The driveway of the West Virginia Humanities Council's headquarters, the McFarland-Hubbard House, was transformed from gravel to exposed aggregate. The new driveway has a historic look without the maintenance of the old surface.
Plantings that complement the historic McFarland-Hubbard House on Kanawha Avenue have been installed recently, with a flagstone walkway planned to tie in the front yard, at left in the photo, with the pergola that was added to the back of the house.
Catawbiense Rhododendrons and Firecracker Mountain Laurel were added to a side shade garden. Mountain Fire Pieris were already growing in the bed.

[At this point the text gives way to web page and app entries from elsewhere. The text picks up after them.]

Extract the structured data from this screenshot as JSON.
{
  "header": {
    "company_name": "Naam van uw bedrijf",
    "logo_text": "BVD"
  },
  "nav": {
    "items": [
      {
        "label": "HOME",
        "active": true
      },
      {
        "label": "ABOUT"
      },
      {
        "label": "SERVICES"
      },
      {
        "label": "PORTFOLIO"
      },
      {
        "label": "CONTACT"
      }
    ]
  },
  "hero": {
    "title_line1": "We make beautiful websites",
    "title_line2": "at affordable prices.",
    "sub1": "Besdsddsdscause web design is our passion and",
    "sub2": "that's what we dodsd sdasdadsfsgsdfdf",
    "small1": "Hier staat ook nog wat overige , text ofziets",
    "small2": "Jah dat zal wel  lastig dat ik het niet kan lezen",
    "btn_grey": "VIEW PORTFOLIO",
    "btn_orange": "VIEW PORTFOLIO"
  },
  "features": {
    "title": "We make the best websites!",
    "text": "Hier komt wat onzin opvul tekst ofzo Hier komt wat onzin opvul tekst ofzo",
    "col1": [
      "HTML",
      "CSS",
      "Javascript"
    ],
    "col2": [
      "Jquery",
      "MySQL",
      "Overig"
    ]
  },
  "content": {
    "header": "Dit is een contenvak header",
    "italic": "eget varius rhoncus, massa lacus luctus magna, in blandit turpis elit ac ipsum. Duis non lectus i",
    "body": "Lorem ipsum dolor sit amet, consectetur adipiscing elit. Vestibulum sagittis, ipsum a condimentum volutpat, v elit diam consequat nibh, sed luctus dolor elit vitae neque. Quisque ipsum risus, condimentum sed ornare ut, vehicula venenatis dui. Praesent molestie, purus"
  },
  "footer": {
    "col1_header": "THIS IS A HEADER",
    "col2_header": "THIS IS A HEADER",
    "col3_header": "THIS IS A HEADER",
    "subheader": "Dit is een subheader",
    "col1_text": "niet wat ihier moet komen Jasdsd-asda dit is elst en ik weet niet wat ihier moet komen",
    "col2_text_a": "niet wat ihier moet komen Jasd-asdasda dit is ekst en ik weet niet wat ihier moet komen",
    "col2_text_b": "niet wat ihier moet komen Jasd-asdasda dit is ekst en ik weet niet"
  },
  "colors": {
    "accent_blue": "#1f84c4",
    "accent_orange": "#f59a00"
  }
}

Oakleaf Hydrangea and pachysandra have been planted in beds near the original brick walkway of the McFarland-Hubbard House.